* _What you are asked to do_
Tally the lines in the records underneath that contain the string "stuff", and state the figure by itself.

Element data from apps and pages
----------------------------------------

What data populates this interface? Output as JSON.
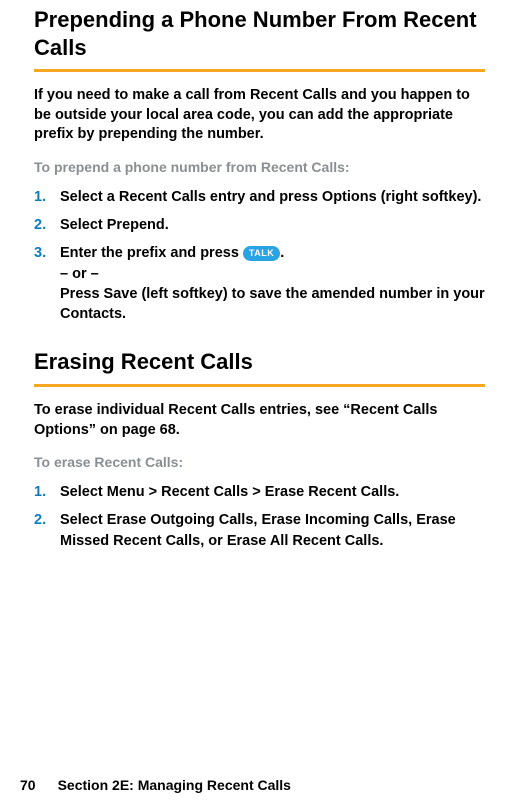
{
  "section1": {
    "heading": "Prepending a Phone Number From Recent Calls",
    "intro": "If you need to make a call from Recent Calls and you happen to be outside your local area code, you can add the appropriate prefix by prepending the number.",
    "lead": "To prepend a phone number from Recent Calls:",
    "step1": {
      "num": "1.",
      "a": "Select a Recent Calls entry and press ",
      "b": "Options",
      "c": " (right softkey)."
    },
    "step2": {
      "num": "2.",
      "a": "Select ",
      "b": "Prepend",
      "c": "."
    },
    "step3": {
      "num": "3.",
      "a": "Enter the prefix and press ",
      "talk": "TALK",
      "b": ".",
      "or": "– or –",
      "c": "Press ",
      "d": "Save",
      "e": " (left softkey) to save the amended number in your Contacts."
    }
  },
  "section2": {
    "heading": "Erasing Recent Calls",
    "intro": "To erase individual Recent Calls entries, see “Recent Calls Options” on page 68.",
    "lead": "To erase Recent Calls:",
    "step1": {
      "num": "1.",
      "a": "Select ",
      "b": "Menu",
      "sep1": " > ",
      "c": "Recent Calls",
      "sep2": " > ",
      "d": "Erase Recent Calls",
      "e": "."
    },
    "step2": {
      "num": "2.",
      "a": "Select ",
      "b": "Erase Outgoing Calls",
      "c": ", ",
      "d": "Erase Incoming Calls",
      "e": ", ",
      "f": "Erase Missed Recent Calls",
      "g": ", or ",
      "h": "Erase All Recent Calls",
      "i": "."
    }
  },
  "footer": {
    "page": "70",
    "section": "Section 2E: Managing Recent Calls"
  }
}
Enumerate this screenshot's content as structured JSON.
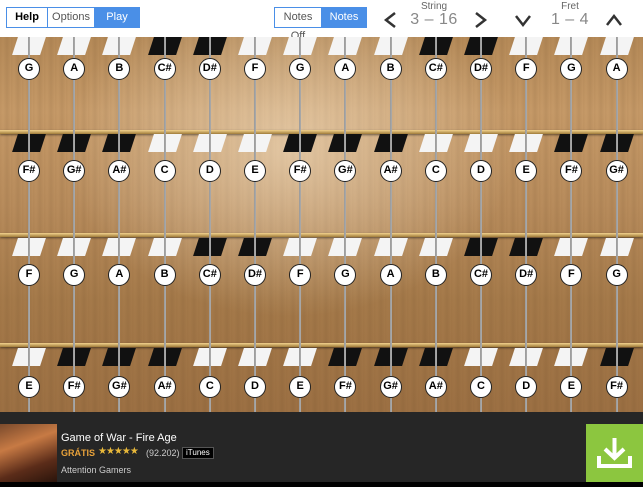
{
  "toolbar": {
    "help": "Help",
    "options": "Options",
    "play": "Play",
    "notes_off": "Notes Off",
    "notes_on": "Notes On"
  },
  "string_selector": {
    "label": "String",
    "value": "3 – 16"
  },
  "fret_selector": {
    "label": "Fret",
    "value": "1 – 4"
  },
  "fretboard": {
    "rows": [
      [
        "G",
        "A",
        "B",
        "C#",
        "D#",
        "F",
        "G",
        "A",
        "B",
        "C#",
        "D#",
        "F",
        "G",
        "A"
      ],
      [
        "F#",
        "G#",
        "A#",
        "C",
        "D",
        "E",
        "F#",
        "G#",
        "A#",
        "C",
        "D",
        "E",
        "F#",
        "G#"
      ],
      [
        "F",
        "G",
        "A",
        "B",
        "C#",
        "D#",
        "F",
        "G",
        "A",
        "B",
        "C#",
        "D#",
        "F",
        "G"
      ],
      [
        "E",
        "F#",
        "G#",
        "A#",
        "C",
        "D",
        "E",
        "F#",
        "G#",
        "A#",
        "C",
        "D",
        "E",
        "F#"
      ]
    ]
  },
  "ad": {
    "title": "Game of War - Fire Age",
    "price": "GRÁTIS",
    "stars": "★★★★★",
    "rating_count": "(92.202)",
    "store": "iTunes",
    "developer": "Attention Gamers"
  },
  "colors": {
    "accent": "#4a8fe7",
    "download": "#8cc63f",
    "price": "#e8a23a"
  }
}
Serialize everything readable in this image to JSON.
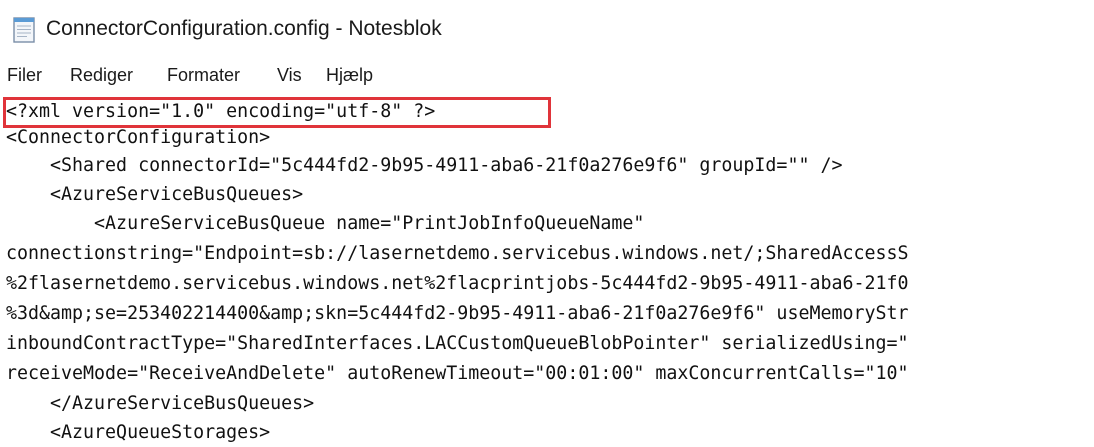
{
  "window": {
    "title": "ConnectorConfiguration.config - Notesblok",
    "icon": "notepad-icon"
  },
  "menu": {
    "items": [
      "Filer",
      "Rediger",
      "Formater",
      "Vis",
      "Hjælp"
    ]
  },
  "editor": {
    "lines": [
      "<?xml version=\"1.0\" encoding=\"utf-8\" ?>",
      "<ConnectorConfiguration>",
      "    <Shared connectorId=\"5c444fd2-9b95-4911-aba6-21f0a276e9f6\" groupId=\"\" />",
      "    <AzureServiceBusQueues>",
      "        <AzureServiceBusQueue name=\"PrintJobInfoQueueName\"",
      "connectionstring=\"Endpoint=sb://lasernetdemo.servicebus.windows.net/;SharedAccessS",
      "%2flasernetdemo.servicebus.windows.net%2flacprintjobs-5c444fd2-9b95-4911-aba6-21f0",
      "%3d&amp;se=253402214400&amp;skn=5c444fd2-9b95-4911-aba6-21f0a276e9f6\" useMemoryStr",
      "inboundContractType=\"SharedInterfaces.LACCustomQueueBlobPointer\" serializedUsing=\"",
      "receiveMode=\"ReceiveAndDelete\" autoRenewTimeout=\"00:01:00\" maxConcurrentCalls=\"10\"",
      "    </AzureServiceBusQueues>",
      "    <AzureQueueStorages>"
    ],
    "highlight_color": "#e0343a"
  }
}
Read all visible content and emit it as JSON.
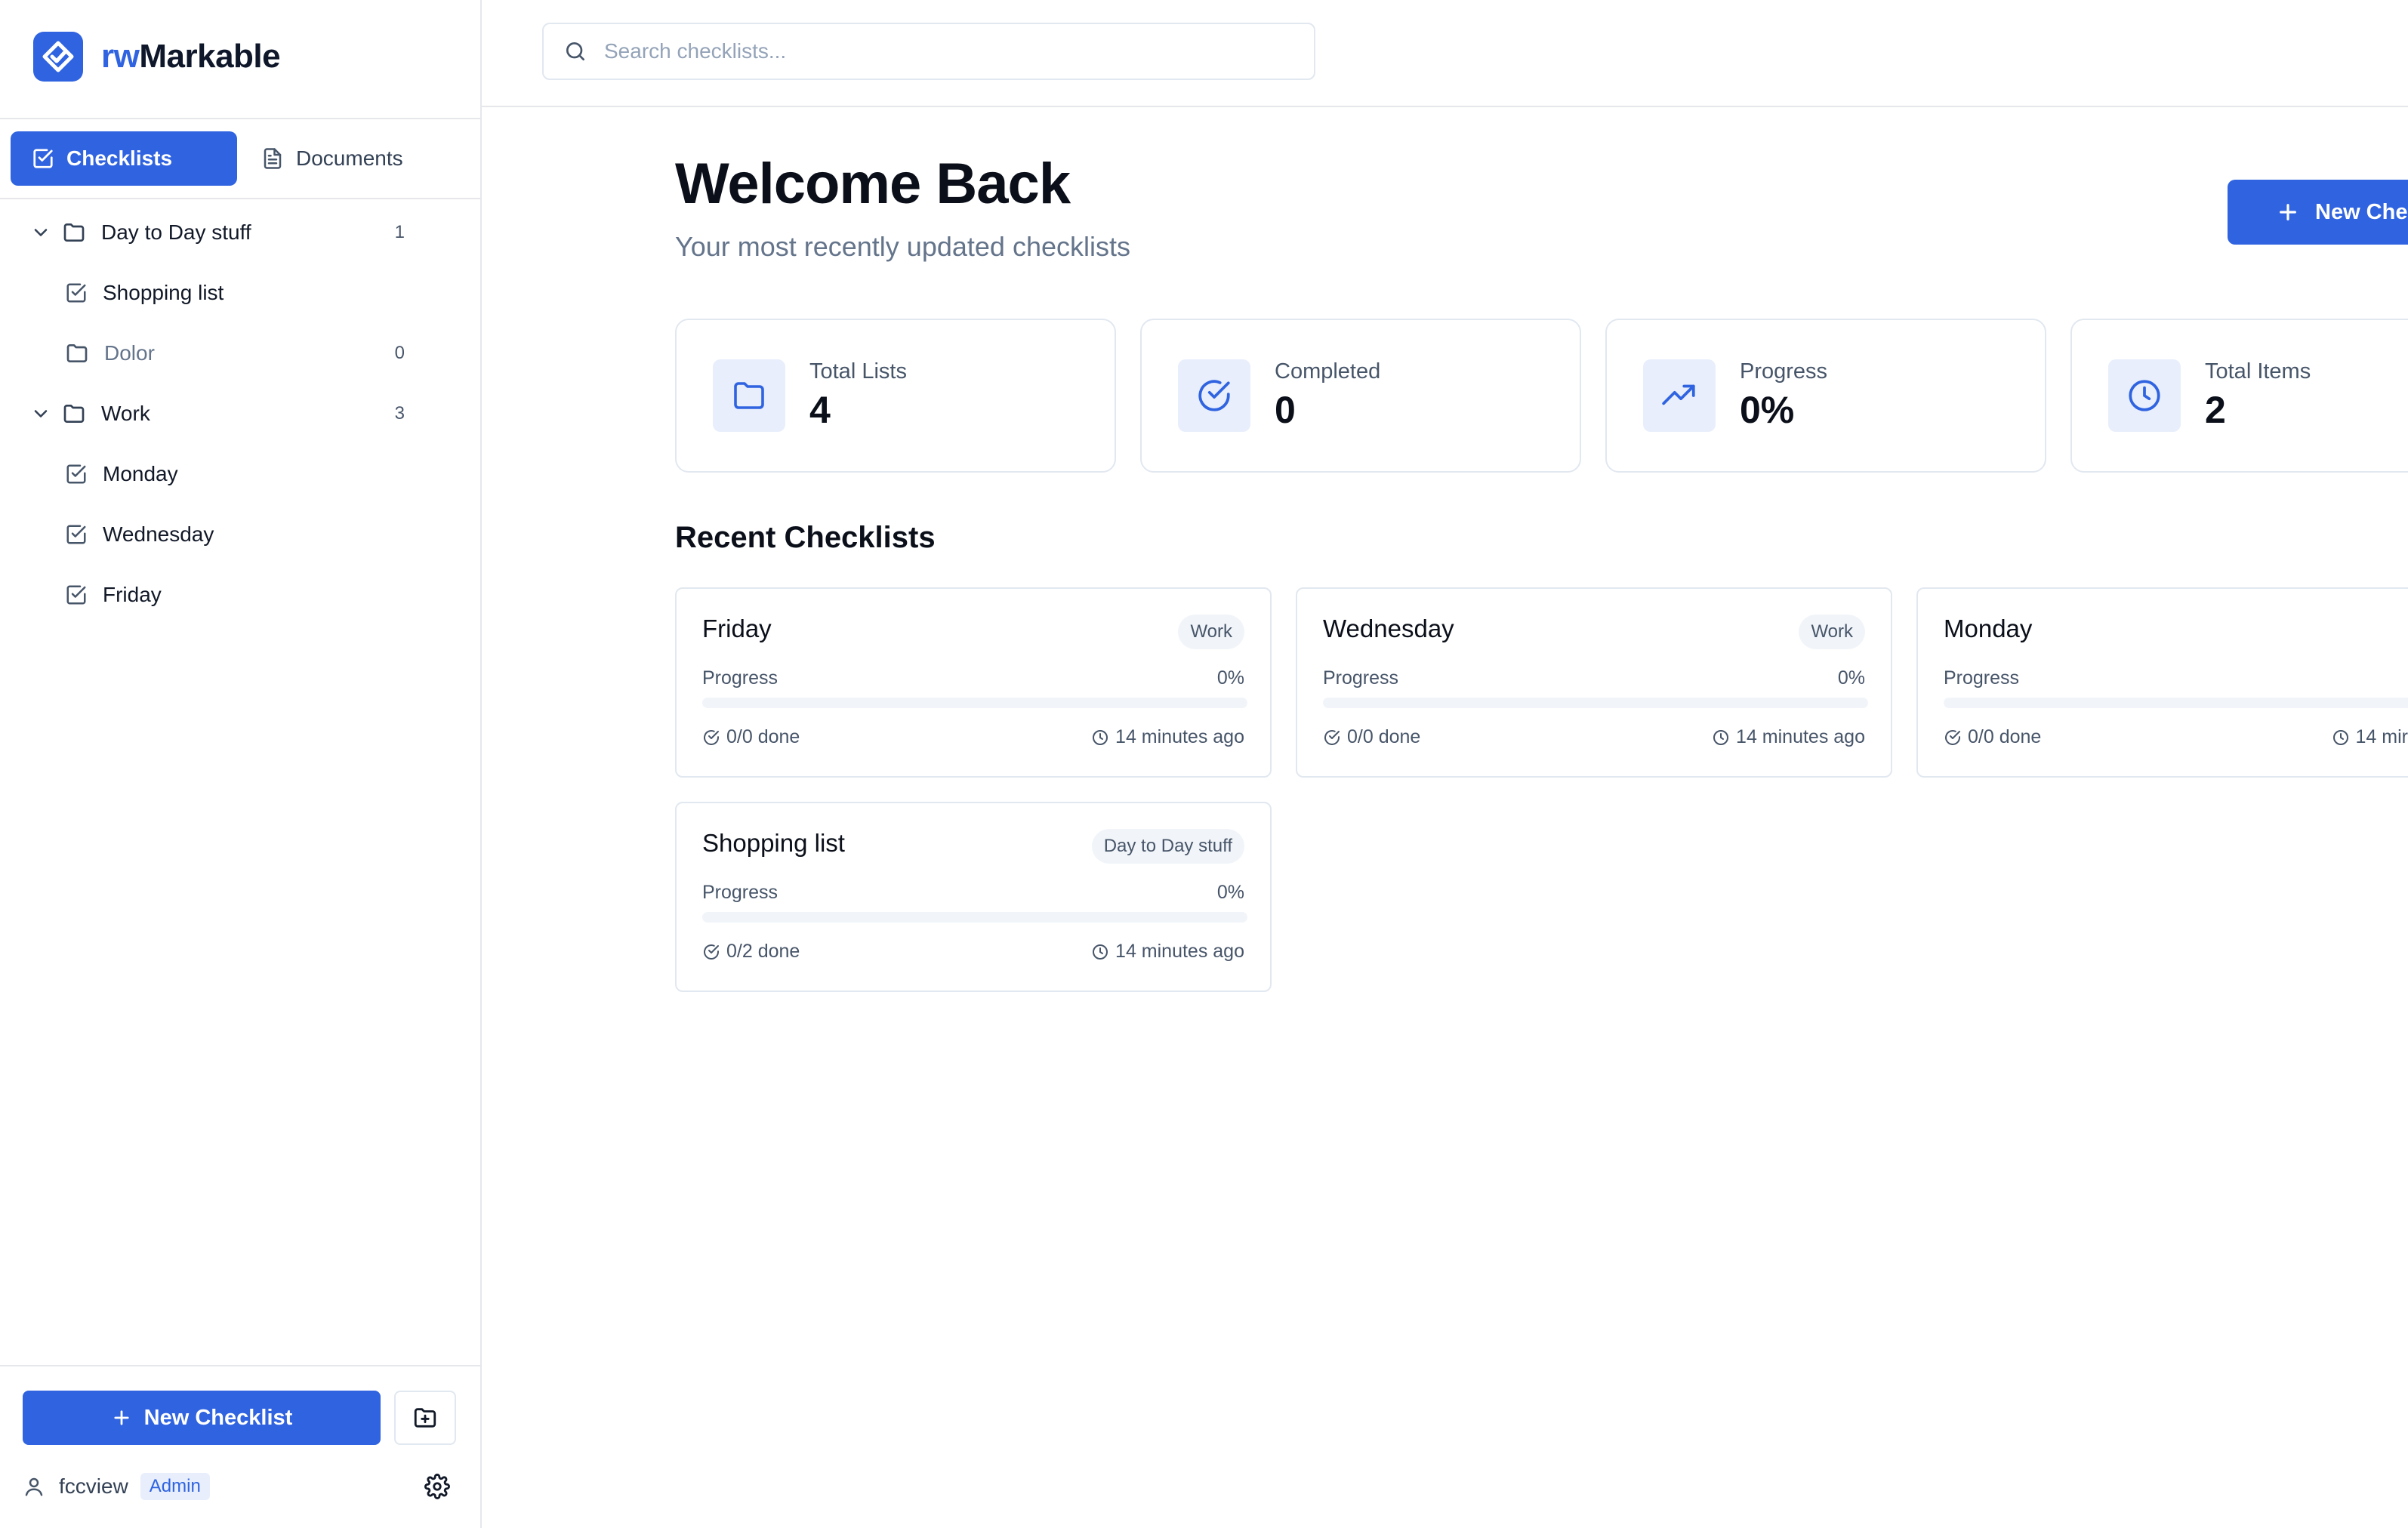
{
  "app": {
    "name_prefix": "rw",
    "name_suffix": "Markable",
    "colors": {
      "accent": "#2f63e0",
      "accent_soft": "#e8eefc",
      "border": "#e2e8f0",
      "muted_text": "#64748b"
    }
  },
  "sidebar": {
    "tabs": [
      {
        "label": "Checklists",
        "icon": "checklist-icon",
        "active": true
      },
      {
        "label": "Documents",
        "icon": "document-icon",
        "active": false
      }
    ],
    "tree": [
      {
        "label": "Day to Day stuff",
        "type": "folder",
        "expanded": true,
        "count": "1",
        "icon": "folder-icon"
      },
      {
        "label": "Shopping list",
        "type": "checklist",
        "icon": "checklist-icon"
      },
      {
        "label": "Dolor",
        "type": "folder",
        "count": "0",
        "icon": "folder-icon"
      },
      {
        "label": "Work",
        "type": "folder",
        "expanded": true,
        "count": "3",
        "icon": "folder-icon"
      },
      {
        "label": "Monday",
        "type": "checklist",
        "icon": "checklist-icon"
      },
      {
        "label": "Wednesday",
        "type": "checklist",
        "icon": "checklist-icon"
      },
      {
        "label": "Friday",
        "type": "checklist",
        "icon": "checklist-icon"
      }
    ],
    "new_button": "New Checklist",
    "user": {
      "name": "fccview",
      "role": "Admin"
    }
  },
  "search": {
    "placeholder": "Search checklists...",
    "value": ""
  },
  "header": {
    "title": "Welcome Back",
    "subtitle": "Your most recently updated checklists",
    "new_button": "New Che"
  },
  "stats": [
    {
      "label": "Total Lists",
      "value": "4",
      "icon": "folder-icon"
    },
    {
      "label": "Completed",
      "value": "0",
      "icon": "check-circle-icon"
    },
    {
      "label": "Progress",
      "value": "0%",
      "icon": "trending-up-icon"
    },
    {
      "label": "Total Items",
      "value": "2",
      "icon": "clock-icon"
    }
  ],
  "recent": {
    "title": "Recent Checklists",
    "cards": [
      {
        "title": "Friday",
        "tag": "Work",
        "progress_label": "Progress",
        "progress_text": "0%",
        "progress": 0,
        "done": "0/0 done",
        "time": "14 minutes ago"
      },
      {
        "title": "Wednesday",
        "tag": "Work",
        "progress_label": "Progress",
        "progress_text": "0%",
        "progress": 0,
        "done": "0/0 done",
        "time": "14 minutes ago"
      },
      {
        "title": "Monday",
        "tag": "",
        "progress_label": "Progress",
        "progress_text": "",
        "progress": 0,
        "done": "0/0 done",
        "time": "14 mir"
      },
      {
        "title": "Shopping list",
        "tag": "Day to Day stuff",
        "progress_label": "Progress",
        "progress_text": "0%",
        "progress": 0,
        "done": "0/2 done",
        "time": "14 minutes ago"
      }
    ]
  }
}
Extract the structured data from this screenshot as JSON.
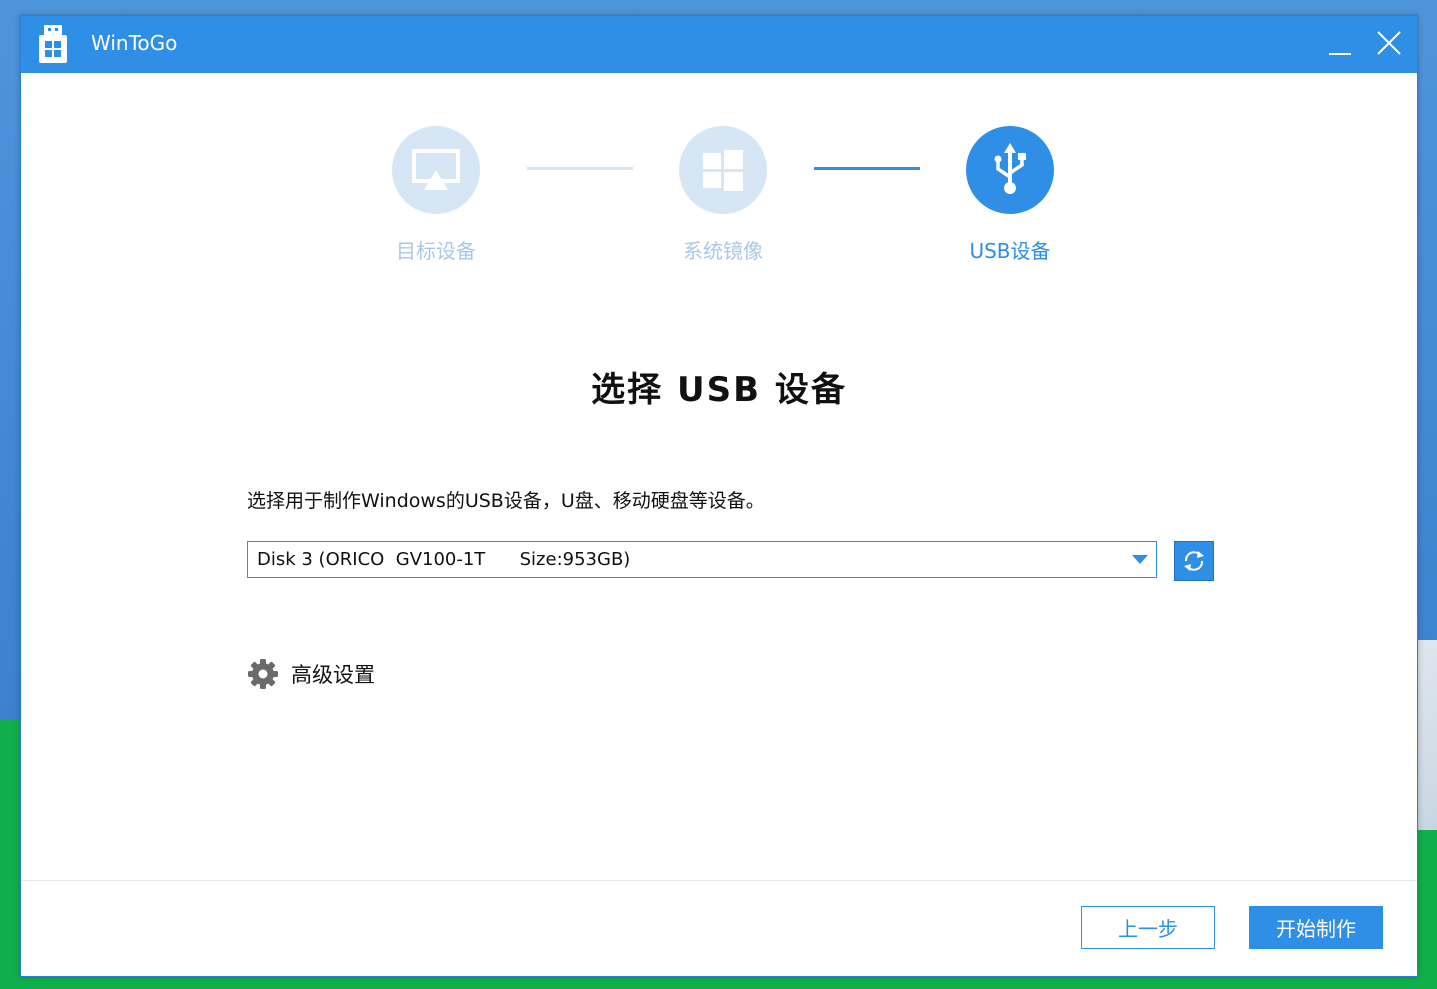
{
  "window": {
    "title": "WinToGo"
  },
  "colors": {
    "accent": "#2f8ee5",
    "step_inactive": "#d6e6f5",
    "step_label_inactive": "#a9c8e8"
  },
  "steps": [
    {
      "label": "目标设备",
      "icon": "monitor-icon",
      "state": "completed"
    },
    {
      "label": "系统镜像",
      "icon": "windows-logo-icon",
      "state": "completed"
    },
    {
      "label": "USB设备",
      "icon": "usb-icon",
      "state": "active"
    }
  ],
  "main": {
    "heading": "选择 USB 设备",
    "description": "选择用于制作Windows的USB设备，U盘、移动硬盘等设备。",
    "device_select": {
      "value": "Disk 3 (ORICO  GV100-1T      Size:953GB)"
    },
    "advanced_label": "高级设置"
  },
  "footer": {
    "prev_label": "上一步",
    "start_label": "开始制作"
  }
}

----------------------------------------

* _Result of this task_
2